I get frustrated when people say things like, ‘we’re so diverse here at Organisation X’ or ‘you can literally see the diversity here’. You really can’t. You can’t just look around the room and count the women or who you think might be Māori or Pasifika or the people in a wheelchair and suggest that’s a robust measure. For a start, recent research Cogo carried out showed that most people’s disability is not outwardly visible. What’s more, diversity changes over time as people move in and out of your organisation.
Is there a logical progression as you think about diversity? In other words, what should come first? Or does it not matter?
We’ve had clients who say to us “Diversity Counts looks great and we’d love to be measuring more than just gender, but this year that’s our focus and so that’s where our investment will go.”
But diversity isn’t just about gender, or ethnicity, or sexuality, or disability in isolation from one another. People have complex identities – and all of these dimensions intersect. So no, in my view, there is no logical progression. Prioritising one dimension of diversity over another, and staging your diversity programmes to suit, is kind of missing the whole point of diversity.
How do you ensure it becomes entrenched rather than just the latest fad?
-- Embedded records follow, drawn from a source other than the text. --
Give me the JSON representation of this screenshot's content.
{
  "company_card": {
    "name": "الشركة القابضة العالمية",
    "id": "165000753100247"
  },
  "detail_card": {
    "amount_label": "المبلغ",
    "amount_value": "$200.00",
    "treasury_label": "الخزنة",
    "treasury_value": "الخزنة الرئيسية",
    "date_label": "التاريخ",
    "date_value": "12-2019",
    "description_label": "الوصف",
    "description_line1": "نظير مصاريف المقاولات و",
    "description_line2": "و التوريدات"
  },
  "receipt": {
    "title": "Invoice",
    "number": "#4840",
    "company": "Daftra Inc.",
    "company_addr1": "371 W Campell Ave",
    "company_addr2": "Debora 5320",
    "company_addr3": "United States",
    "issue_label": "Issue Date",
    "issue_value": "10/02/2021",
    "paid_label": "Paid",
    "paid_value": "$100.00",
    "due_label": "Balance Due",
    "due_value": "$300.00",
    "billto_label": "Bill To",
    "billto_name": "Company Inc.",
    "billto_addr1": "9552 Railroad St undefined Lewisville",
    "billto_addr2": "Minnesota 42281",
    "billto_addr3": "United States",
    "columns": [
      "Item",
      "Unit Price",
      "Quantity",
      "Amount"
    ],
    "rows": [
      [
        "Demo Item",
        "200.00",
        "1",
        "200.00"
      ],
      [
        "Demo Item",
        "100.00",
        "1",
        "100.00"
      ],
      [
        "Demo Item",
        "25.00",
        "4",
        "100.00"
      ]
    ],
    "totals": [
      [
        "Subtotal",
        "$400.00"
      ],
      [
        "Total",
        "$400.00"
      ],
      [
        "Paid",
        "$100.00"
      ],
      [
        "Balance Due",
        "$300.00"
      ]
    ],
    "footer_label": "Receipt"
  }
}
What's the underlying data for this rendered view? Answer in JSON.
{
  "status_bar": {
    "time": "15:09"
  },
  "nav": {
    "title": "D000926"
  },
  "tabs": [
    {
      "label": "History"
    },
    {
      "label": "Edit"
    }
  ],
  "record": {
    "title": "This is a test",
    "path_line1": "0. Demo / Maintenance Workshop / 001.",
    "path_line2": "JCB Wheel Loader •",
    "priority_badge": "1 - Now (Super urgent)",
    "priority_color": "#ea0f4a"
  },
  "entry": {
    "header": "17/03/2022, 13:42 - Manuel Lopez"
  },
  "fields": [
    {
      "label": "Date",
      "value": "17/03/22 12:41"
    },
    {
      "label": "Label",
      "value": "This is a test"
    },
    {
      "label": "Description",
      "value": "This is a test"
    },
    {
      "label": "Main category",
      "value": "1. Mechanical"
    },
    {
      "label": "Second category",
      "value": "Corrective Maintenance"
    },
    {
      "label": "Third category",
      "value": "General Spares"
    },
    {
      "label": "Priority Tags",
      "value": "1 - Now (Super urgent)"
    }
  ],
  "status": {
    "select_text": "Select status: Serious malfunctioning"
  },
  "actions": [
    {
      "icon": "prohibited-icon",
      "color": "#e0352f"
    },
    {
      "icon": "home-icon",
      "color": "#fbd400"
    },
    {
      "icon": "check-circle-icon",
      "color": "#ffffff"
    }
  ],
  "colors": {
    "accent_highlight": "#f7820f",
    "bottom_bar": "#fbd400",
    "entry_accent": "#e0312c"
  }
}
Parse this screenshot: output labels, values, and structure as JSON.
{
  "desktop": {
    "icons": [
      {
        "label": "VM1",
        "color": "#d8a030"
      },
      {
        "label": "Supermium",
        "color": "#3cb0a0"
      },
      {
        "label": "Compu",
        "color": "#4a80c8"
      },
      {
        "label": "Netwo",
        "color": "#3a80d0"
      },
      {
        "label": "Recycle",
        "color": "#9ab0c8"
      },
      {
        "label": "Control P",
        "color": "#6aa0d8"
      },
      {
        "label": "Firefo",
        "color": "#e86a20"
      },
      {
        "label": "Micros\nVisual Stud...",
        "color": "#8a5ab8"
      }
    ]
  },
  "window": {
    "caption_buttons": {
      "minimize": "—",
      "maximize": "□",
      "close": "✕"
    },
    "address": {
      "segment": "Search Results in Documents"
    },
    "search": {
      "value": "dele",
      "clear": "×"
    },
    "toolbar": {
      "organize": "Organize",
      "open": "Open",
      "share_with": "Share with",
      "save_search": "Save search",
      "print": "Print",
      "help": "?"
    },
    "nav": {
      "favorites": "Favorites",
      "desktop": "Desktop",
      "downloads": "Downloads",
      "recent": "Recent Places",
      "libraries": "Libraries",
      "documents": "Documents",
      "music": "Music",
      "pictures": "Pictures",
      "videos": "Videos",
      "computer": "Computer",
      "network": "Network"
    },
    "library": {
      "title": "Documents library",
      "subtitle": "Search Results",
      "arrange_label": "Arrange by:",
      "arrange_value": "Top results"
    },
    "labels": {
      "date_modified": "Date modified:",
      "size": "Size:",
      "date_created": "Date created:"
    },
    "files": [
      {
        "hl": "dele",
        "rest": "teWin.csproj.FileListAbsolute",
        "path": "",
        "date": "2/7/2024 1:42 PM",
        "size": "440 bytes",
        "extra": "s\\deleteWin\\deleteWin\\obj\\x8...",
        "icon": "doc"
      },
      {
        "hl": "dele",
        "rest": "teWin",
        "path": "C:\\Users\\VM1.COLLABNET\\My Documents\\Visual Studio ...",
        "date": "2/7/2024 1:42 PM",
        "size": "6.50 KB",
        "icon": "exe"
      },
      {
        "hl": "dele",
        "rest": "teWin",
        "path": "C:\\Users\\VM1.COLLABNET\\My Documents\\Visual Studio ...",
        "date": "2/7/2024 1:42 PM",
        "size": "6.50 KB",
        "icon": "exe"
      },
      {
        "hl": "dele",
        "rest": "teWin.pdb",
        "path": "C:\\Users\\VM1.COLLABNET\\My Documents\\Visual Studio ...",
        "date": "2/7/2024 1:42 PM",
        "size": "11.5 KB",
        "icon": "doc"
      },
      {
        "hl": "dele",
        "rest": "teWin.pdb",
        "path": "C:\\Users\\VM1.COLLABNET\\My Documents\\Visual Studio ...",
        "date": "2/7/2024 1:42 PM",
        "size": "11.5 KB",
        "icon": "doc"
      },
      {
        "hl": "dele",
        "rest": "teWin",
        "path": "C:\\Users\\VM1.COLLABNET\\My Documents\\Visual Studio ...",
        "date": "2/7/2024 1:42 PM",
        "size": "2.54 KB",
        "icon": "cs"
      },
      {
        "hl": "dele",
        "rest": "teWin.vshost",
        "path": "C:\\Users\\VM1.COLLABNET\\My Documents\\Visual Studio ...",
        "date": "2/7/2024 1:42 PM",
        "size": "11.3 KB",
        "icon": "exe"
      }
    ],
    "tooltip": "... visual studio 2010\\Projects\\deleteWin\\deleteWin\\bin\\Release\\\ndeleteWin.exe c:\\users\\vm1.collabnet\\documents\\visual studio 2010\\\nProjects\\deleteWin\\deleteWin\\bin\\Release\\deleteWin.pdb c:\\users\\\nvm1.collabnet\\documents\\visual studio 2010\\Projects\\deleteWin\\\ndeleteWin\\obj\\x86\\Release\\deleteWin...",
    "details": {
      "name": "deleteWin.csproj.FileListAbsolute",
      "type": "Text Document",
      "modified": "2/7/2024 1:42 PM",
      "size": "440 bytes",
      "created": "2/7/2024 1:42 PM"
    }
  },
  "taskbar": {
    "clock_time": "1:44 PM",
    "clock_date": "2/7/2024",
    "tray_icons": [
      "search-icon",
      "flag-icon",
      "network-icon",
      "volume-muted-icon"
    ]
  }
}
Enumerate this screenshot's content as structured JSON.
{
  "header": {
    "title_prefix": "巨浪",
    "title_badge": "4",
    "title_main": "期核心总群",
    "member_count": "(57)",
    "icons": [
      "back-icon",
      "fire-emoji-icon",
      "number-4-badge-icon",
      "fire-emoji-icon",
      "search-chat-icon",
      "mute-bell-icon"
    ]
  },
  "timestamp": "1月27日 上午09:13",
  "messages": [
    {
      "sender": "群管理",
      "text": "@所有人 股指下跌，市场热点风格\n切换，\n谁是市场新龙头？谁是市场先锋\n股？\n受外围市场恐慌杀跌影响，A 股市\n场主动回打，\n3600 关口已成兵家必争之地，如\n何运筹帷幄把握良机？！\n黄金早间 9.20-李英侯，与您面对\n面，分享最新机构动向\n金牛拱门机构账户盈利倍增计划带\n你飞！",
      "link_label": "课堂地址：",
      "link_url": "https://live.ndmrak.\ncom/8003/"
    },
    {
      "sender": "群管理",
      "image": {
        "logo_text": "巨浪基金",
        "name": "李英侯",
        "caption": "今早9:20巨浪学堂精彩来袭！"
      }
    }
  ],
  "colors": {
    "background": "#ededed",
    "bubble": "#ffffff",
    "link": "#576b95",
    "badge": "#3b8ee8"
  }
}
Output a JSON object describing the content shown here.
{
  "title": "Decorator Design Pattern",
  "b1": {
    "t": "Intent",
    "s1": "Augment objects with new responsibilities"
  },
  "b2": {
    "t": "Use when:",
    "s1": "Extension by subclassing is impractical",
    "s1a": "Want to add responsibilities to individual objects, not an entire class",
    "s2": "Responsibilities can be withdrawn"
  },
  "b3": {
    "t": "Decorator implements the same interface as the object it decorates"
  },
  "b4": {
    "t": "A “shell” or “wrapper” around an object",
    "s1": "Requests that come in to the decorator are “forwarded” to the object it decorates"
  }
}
If you have a Diversity & Inclusion policy, make sure it includes expected outcomes, put programmes in place to achieve those outcomes and then evaluate those programmes. And then review these on an annual basis. D & I policies are great for signalling an intent to support a diverse workforce and culture of inclusion. And for some organisations, they’re a great first step. But if your people don’t see you committed to actioning it in substantive ways, then they will become justifiably cynical and apathetic. You really don’t want your D & I policy to just look like lip service.
As a researcher, why and how did you get interested in this topic?
I noticed how New Zealand businesses are starting to engage with diversity and inclusion in ways they haven’t really done before – it’s like they’re starting to mean it! They’re certainly investing in it. As a strong believer in the philosophy that ‘if it doesn’t get measured, it doesn’t get managed’, I identified an opportunity for my business to help organisations measure diversity across multiple dimensions and at all levels in the organisation.
Suzi bounded up to me on the first day of school and asked me if I wanted to be her friend. We haven’t looked back since. Suzi isn’t someone you can easily say no to…
If you’re keen to get your organisation’s diversity journey off on the right footing, check out Diversity Counts and get in touch with the lovely, intelligent and charming Ms Domett.
Not that I’m biased or anything….